CHARLESTON -- No one likes to hear he is overweight. No one likes to tell someone else he is overweight. And certainly, use of the "F word" — FAT — has been deemed an insensitive way to describe the millions of Americans with weight issues. The result of these discomforts may be that the country's physicians are not doing enough to discuss weight issues with their patients.
An MUSC study by lead authors Robert Post, M.D., a former Family Medicine fellow, and Arch (Chip) Mainous, Ph.D., Family Medicine Professor, found that clinicians can be important influencers when trying to get overweight and obese patients to deal with their weight and related health issues. By counseling them to prevent further weight gain, clinicians can help patients to have a more realistic perception of their weight. Changing these perceptions is key to inducing beneficial behavioral changes, according to this report in the February 28th issue of Archives of Internal Medicine, one of the JAMA/Archives journals (Arch Intern Med. 2011;171:316-321).
As many are aware, the increasing prevalence of overweight and obesity is a worldwide problem associated with higher risk of death, the development of certain cardiovascular diseases, type 2 diabetes, and some cancers. Recent evidence suggests that lifestyle interventions, including nutrition and physical activity components, are needed to maintain or lose weight, according to the authors. They suggest the primary care setting as suitable for such interventions, at least in the short term.
Post and his colleagues analyzed data from the 2005 - 2008 National Health and Nutrition Examination Survey (NHANES) on adults ages 20 to 64 years with a body mass index (BMI) of at least 25. The researchers were evaluating patient perceptions of overweight and obesity, and they also examined reports of physician acknowledgement of patients' weight status and whether that was associated with a difference in perceptions and behaviors, such as desire or attempts to lose weight.
"In participants with BMIs of 25 or greater, 45.2 percent reported that they had been told by their physician that they were overweight. In participants with BMIs of 30 or greater, 66.4 percent reported that they had been told by their physician that they were overweight," the authors said. "Telling an overweight patient that they are overweight was associated with a greater than eight-fold increase in the odds that the patient will classify themselves as overweight compared with a patient who has not been told they are overweight. For those who are obese, there was more than a six-fold increase." In addition, having been told that they were overweight or obese resulted in the participants having a greater desire to lose weight and, for some, attempting to lose weight.

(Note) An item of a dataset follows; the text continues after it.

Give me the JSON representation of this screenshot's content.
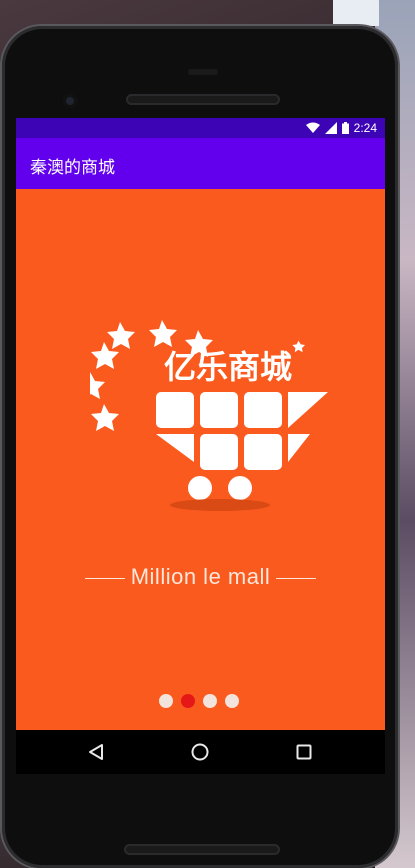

The study authors concluded that patient reports of being told by a physician that one is overweight were associated with major increases in the odds that overweight and obese participants had realistic perceptions of their own weight, had a desire to lose weight, and had made recent attempts to lose weight. "However, fewer than one-half of overweight and fewer than two-thirds of obese participants had been told by their physicians that they are overweight. This is an important intervention point that is being missed by many physicians. Physicians need to tell more overweight and obese patients that they are overweight because this may help encourage them to change their behavior to lose weight and lower their risk for many diseases," the authors concluded.
Founded in 1824 in Charleston, The Medical University of South Carolina is the oldest medical school in the South. Today, MUSC continues the tradition of excellence in education, research, and patient care. MUSC educates and trains more than 3,000 students and residents, and has nearly 11,000 employees, including 1,500 faculty members. As the largest non-federal employer in Charleston, the university and its affiliates have collective annual budgets in excess of $1.7 billion. MUSC operates a 750-bed medical center, which includes a nationally recognized Children's Hospital, the Ashley River Tower (cardiovascular, digestive disease, and surgical oncology), and a leading Institute of Psychiatry. For more information on academic information or clinical services, visit www.musc.edu or www.muschealth.com.